- Assigned task: Within the records below, how many lines hold the string "post"? State that number and nothing else.

- Study material:

=== Section Start ===

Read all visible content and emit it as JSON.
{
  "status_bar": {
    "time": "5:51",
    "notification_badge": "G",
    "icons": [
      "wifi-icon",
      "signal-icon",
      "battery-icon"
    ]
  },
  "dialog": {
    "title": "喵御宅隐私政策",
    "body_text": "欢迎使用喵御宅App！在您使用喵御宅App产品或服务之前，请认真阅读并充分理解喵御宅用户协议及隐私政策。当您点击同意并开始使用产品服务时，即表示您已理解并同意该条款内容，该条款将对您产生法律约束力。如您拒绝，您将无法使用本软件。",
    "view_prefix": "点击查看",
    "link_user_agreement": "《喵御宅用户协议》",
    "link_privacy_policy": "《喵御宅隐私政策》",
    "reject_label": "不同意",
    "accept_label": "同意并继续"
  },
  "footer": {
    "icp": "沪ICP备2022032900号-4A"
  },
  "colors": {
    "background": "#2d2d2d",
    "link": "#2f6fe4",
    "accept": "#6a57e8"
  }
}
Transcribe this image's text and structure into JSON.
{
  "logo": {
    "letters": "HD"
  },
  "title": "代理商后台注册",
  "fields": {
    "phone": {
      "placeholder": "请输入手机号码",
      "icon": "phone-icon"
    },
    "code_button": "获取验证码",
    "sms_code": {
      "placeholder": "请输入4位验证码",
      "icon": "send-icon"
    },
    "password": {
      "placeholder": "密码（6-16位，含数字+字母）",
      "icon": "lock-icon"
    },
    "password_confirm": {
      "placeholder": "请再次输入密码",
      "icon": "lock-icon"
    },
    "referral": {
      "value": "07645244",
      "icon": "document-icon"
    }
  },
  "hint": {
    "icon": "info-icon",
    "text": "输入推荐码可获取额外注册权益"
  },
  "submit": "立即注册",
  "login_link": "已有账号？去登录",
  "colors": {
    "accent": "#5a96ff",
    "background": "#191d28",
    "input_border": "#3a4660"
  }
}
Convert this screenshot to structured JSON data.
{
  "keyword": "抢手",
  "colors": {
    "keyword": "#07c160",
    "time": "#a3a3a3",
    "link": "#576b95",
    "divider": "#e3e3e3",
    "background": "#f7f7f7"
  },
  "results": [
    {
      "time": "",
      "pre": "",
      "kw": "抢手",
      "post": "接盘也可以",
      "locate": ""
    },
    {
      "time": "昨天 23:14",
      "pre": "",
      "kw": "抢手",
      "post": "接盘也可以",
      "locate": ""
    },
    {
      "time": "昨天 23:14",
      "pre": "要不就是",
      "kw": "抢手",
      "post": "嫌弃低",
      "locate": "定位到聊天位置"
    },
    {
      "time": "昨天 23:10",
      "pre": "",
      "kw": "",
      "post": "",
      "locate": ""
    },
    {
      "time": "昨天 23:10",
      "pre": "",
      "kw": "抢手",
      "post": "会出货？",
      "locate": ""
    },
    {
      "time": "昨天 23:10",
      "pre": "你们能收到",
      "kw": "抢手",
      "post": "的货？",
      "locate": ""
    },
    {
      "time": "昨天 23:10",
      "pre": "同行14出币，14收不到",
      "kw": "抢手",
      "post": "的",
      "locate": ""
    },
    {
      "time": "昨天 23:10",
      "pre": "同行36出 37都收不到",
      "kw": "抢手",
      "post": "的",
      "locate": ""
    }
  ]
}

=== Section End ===

- Response area: 8